(Saved data entries)
· · · · ·

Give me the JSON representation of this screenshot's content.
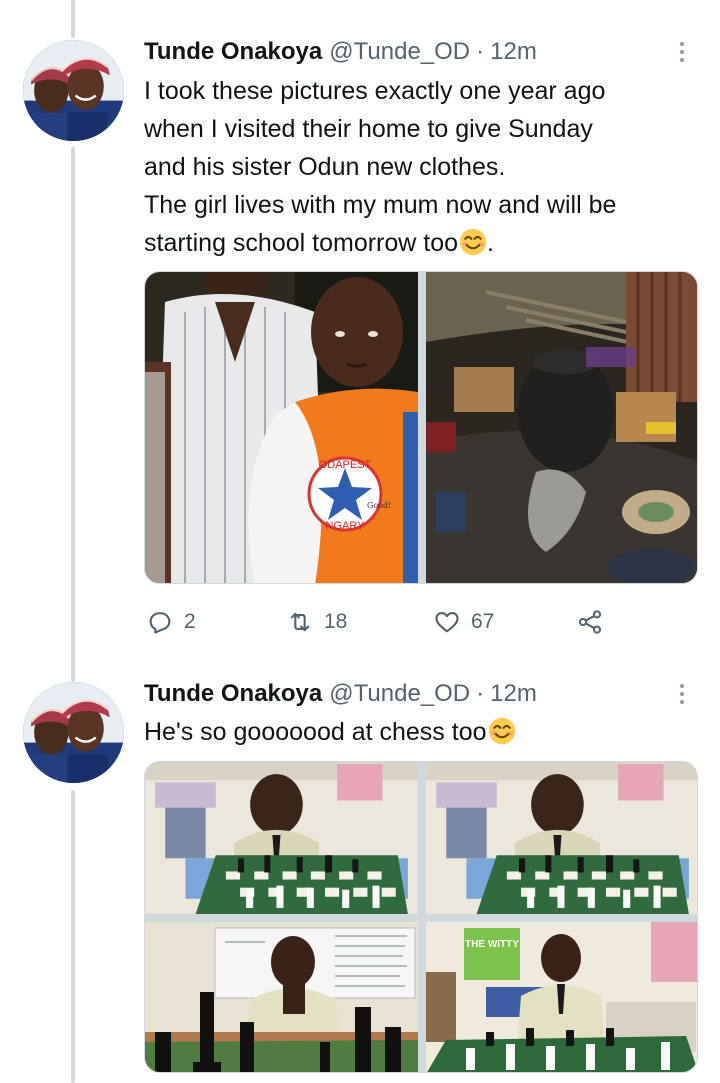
{
  "tweets": [
    {
      "author": {
        "name": "Tunde Onakoya",
        "handle": "@Tunde_OD",
        "separator": "·",
        "time": "12m"
      },
      "text_lines": [
        "I took these pictures exactly one year ago",
        "when I visited their home to give Sunday",
        "and his sister Odun new clothes.",
        "The girl lives with my mum now and will be",
        "starting school tomorrow too"
      ],
      "text_end": ".",
      "emoji": "smiling-face-emoji",
      "media": [
        {
          "name": "photo-boy-with-sister",
          "tshirt_text": "ODAPEST",
          "tshirt_text2": "NGARY",
          "tshirt_text3": "Good!"
        },
        {
          "name": "photo-home-interior"
        }
      ],
      "actions": {
        "reply_count": "2",
        "retweet_count": "18",
        "like_count": "67"
      }
    },
    {
      "author": {
        "name": "Tunde Onakoya",
        "handle": "@Tunde_OD",
        "separator": "·",
        "time": "12m"
      },
      "text_lines": [
        "He's so gooooood at chess too"
      ],
      "emoji": "smiling-face-emoji",
      "media": [
        {
          "name": "photo-chess-1"
        },
        {
          "name": "photo-chess-2"
        },
        {
          "name": "photo-chess-3"
        },
        {
          "name": "photo-chess-4",
          "board_text": "THE WITTY"
        }
      ]
    }
  ],
  "colors": {
    "accent": "#1d9bf0",
    "text": "#0f1419",
    "secondary": "#536471",
    "thread_line": "#cfd9de"
  },
  "icons": [
    "more-icon",
    "reply-icon",
    "retweet-icon",
    "like-icon",
    "share-icon"
  ]
}
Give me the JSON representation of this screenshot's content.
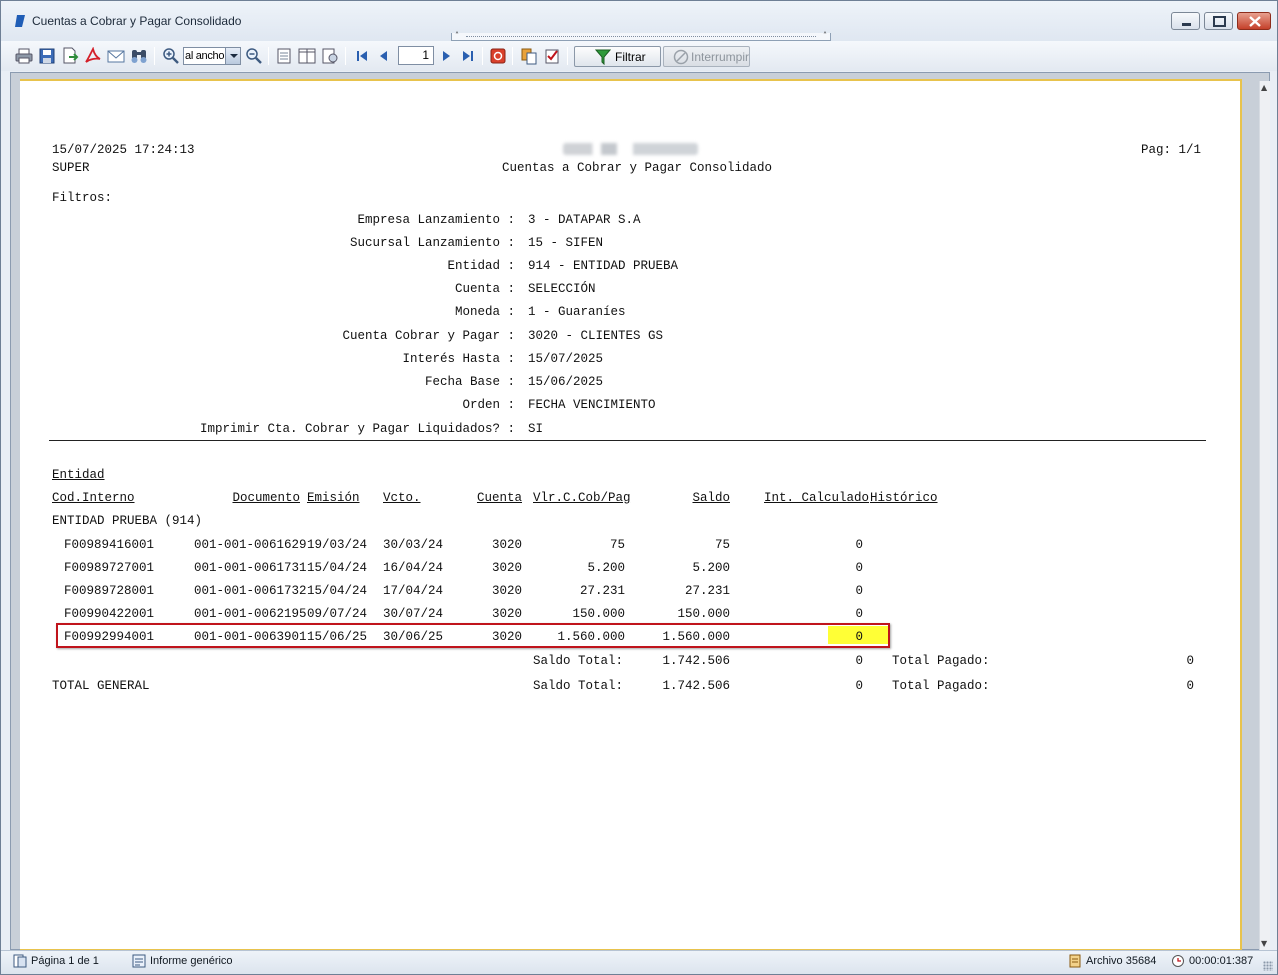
{
  "window": {
    "title": "Cuentas a Cobrar y Pagar Consolidado"
  },
  "toolbar": {
    "icons": [
      "print-icon",
      "save-icon",
      "export-icon",
      "pdf-icon",
      "email-icon",
      "find-icon",
      "zoom-in-icon",
      "zoom-out-icon",
      "one-page-icon",
      "two-page-icon",
      "page-setup-icon",
      "first-page-icon",
      "prev-page-icon",
      "next-page-icon",
      "last-page-icon",
      "stop-icon",
      "copy-icon",
      "properties-icon"
    ],
    "zoom_value": "al ancho",
    "page_number": "1",
    "filter_label": "Filtrar",
    "interrupt_label": "Interrumpir"
  },
  "report": {
    "datetime": "15/07/2025 17:24:13",
    "user": "SUPER",
    "title": "Cuentas a Cobrar y Pagar Consolidado",
    "page": "Pag: 1/1",
    "filters_heading": "Filtros:",
    "filters": [
      {
        "label": "Empresa Lanzamiento :",
        "value": "3 - DATAPAR S.A"
      },
      {
        "label": "Sucursal Lanzamiento :",
        "value": "15 - SIFEN"
      },
      {
        "label": "Entidad :",
        "value": "914 - ENTIDAD PRUEBA"
      },
      {
        "label": "Cuenta :",
        "value": "SELECCIÓN"
      },
      {
        "label": "Moneda :",
        "value": "1 - Guaraníes"
      },
      {
        "label": "Cuenta Cobrar y Pagar :",
        "value": "3020 - CLIENTES GS"
      },
      {
        "label": "Interés Hasta :",
        "value": "15/07/2025"
      },
      {
        "label": "Fecha Base :",
        "value": "15/06/2025"
      },
      {
        "label": "Orden :",
        "value": "FECHA VENCIMIENTO"
      },
      {
        "label": "Imprimir Cta. Cobrar y Pagar Liquidados? :",
        "value": "SI"
      }
    ],
    "group_heading": "Entidad",
    "columns": {
      "cod_interno": "Cod.Interno",
      "documento": "Documento",
      "emision": "Emisión",
      "vcto": "Vcto.",
      "cuenta": "Cuenta",
      "vlr": "Vlr.C.Cob/Pag",
      "saldo": "Saldo",
      "int_calc": "Int. Calculado",
      "historico": "Histórico"
    },
    "entity_name": "ENTIDAD PRUEBA (914)",
    "rows": [
      {
        "cod": "F00989416001",
        "doc": "001-001-0061629",
        "emision": "19/03/24",
        "vcto": "30/03/24",
        "cuenta": "3020",
        "vlr": "75",
        "saldo": "75",
        "interes": "0"
      },
      {
        "cod": "F00989727001",
        "doc": "001-001-0061731",
        "emision": "15/04/24",
        "vcto": "16/04/24",
        "cuenta": "3020",
        "vlr": "5.200",
        "saldo": "5.200",
        "interes": "0"
      },
      {
        "cod": "F00989728001",
        "doc": "001-001-0061732",
        "emision": "15/04/24",
        "vcto": "17/04/24",
        "cuenta": "3020",
        "vlr": "27.231",
        "saldo": "27.231",
        "interes": "0"
      },
      {
        "cod": "F00990422001",
        "doc": "001-001-0062195",
        "emision": "09/07/24",
        "vcto": "30/07/24",
        "cuenta": "3020",
        "vlr": "150.000",
        "saldo": "150.000",
        "interes": "0"
      },
      {
        "cod": "F00992994001",
        "doc": "001-001-0063901",
        "emision": "15/06/25",
        "vcto": "30/06/25",
        "cuenta": "3020",
        "vlr": "1.560.000",
        "saldo": "1.560.000",
        "interes": "0"
      }
    ],
    "subtotal": {
      "label": "Saldo Total:",
      "saldo": "1.742.506",
      "interes": "0",
      "pagado_label": "Total Pagado:",
      "pagado": "0"
    },
    "total_general": {
      "name": "TOTAL GENERAL",
      "label": "Saldo Total:",
      "saldo": "1.742.506",
      "interes": "0",
      "pagado_label": "Total Pagado:",
      "pagado": "0"
    }
  },
  "status": {
    "page_info": "Página 1 de 1",
    "report_type": "Informe genérico",
    "archive": "Archivo 35684",
    "elapsed": "00:00:01:387"
  },
  "colors": {
    "highlight_border": "#c0141c",
    "highlight_fill": "#ffff36",
    "paper_border": "#e8c34d"
  }
}
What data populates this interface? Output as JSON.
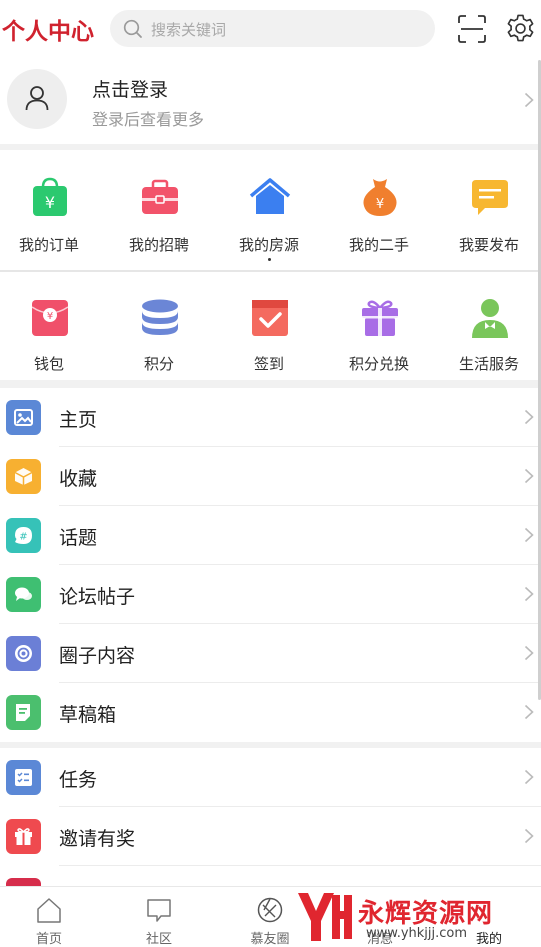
{
  "header": {
    "title": "个人中心",
    "search_placeholder": "搜索关键词",
    "scan_icon": "scan-icon",
    "settings_icon": "gear-icon"
  },
  "profile": {
    "login_title": "点击登录",
    "login_subtitle": "登录后查看更多"
  },
  "grid_row1": [
    {
      "label": "我的订单",
      "icon": "shopping-bag-icon",
      "color": "#2bc96f"
    },
    {
      "label": "我的招聘",
      "icon": "briefcase-icon",
      "color": "#f2536a"
    },
    {
      "label": "我的房源",
      "icon": "house-icon",
      "color": "#3b7ff0"
    },
    {
      "label": "我的二手",
      "icon": "money-bag-icon",
      "color": "#f07f2e"
    },
    {
      "label": "我要发布",
      "icon": "message-icon",
      "color": "#f7b731"
    }
  ],
  "grid_row2": [
    {
      "label": "钱包",
      "icon": "red-packet-icon",
      "color": "#f0506a"
    },
    {
      "label": "积分",
      "icon": "coin-stack-icon",
      "color": "#6b86d6"
    },
    {
      "label": "签到",
      "icon": "check-in-icon",
      "color": "#f46a5f"
    },
    {
      "label": "积分兑换",
      "icon": "gift-icon",
      "color": "#a86de6"
    },
    {
      "label": "生活服务",
      "icon": "service-person-icon",
      "color": "#7ac65b"
    }
  ],
  "menu_group1": [
    {
      "label": "主页",
      "icon": "image-icon",
      "color": "#5b88d6"
    },
    {
      "label": "收藏",
      "icon": "box-icon",
      "color": "#f7b031"
    },
    {
      "label": "话题",
      "icon": "hashtag-icon",
      "color": "#36c2b8"
    },
    {
      "label": "论坛帖子",
      "icon": "chat-icon",
      "color": "#3fbf72"
    },
    {
      "label": "圈子内容",
      "icon": "circle-icon",
      "color": "#6b7fd6"
    },
    {
      "label": "草稿箱",
      "icon": "draft-icon",
      "color": "#4bbf6e"
    }
  ],
  "menu_group2": [
    {
      "label": "任务",
      "icon": "task-list-icon",
      "color": "#5b88d6"
    },
    {
      "label": "邀请有奖",
      "icon": "gift-icon",
      "color": "#ef4a4f"
    }
  ],
  "tabbar": [
    {
      "label": "首页",
      "icon": "home-icon"
    },
    {
      "label": "社区",
      "icon": "community-icon"
    },
    {
      "label": "慕友圈",
      "icon": "friends-circle-icon"
    },
    {
      "label": "消息",
      "icon": "message-icon"
    },
    {
      "label": "我的",
      "icon": "user-icon"
    }
  ],
  "watermark": {
    "text": "永辉资源网",
    "url": "www.yhkjjj.com"
  }
}
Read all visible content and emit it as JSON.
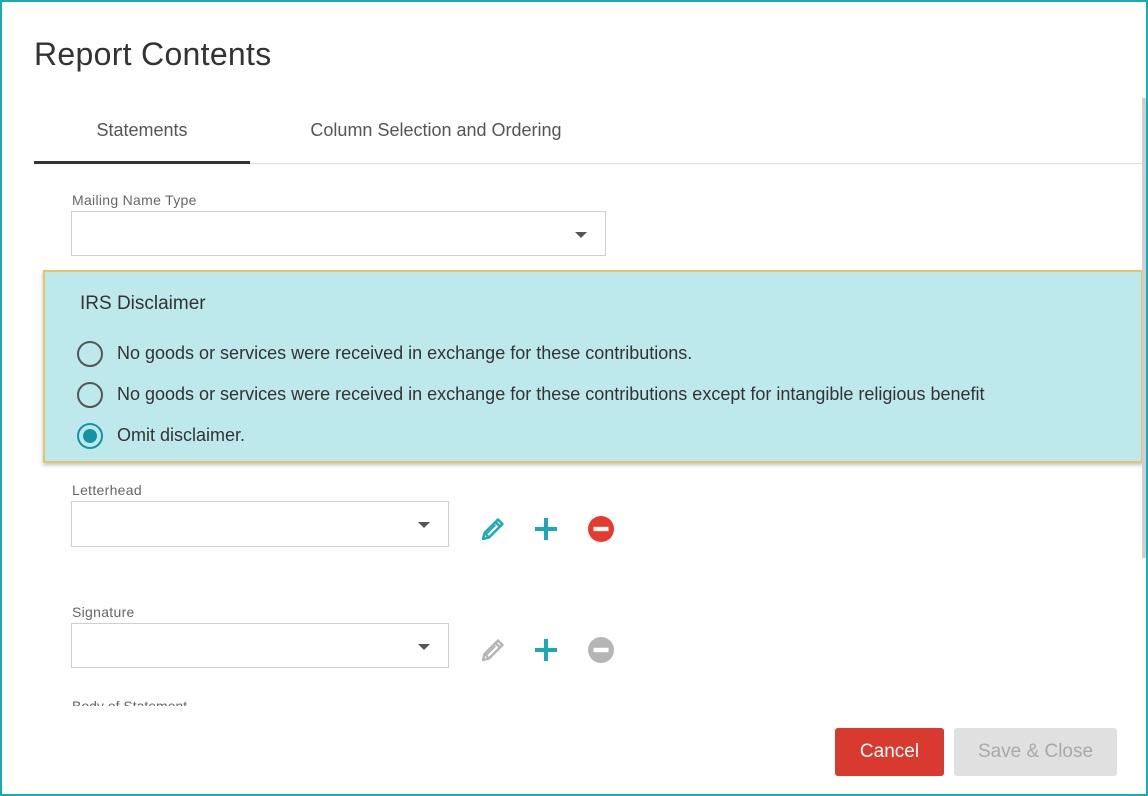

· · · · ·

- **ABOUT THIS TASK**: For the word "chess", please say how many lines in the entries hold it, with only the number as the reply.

- **SOLUTION**: 5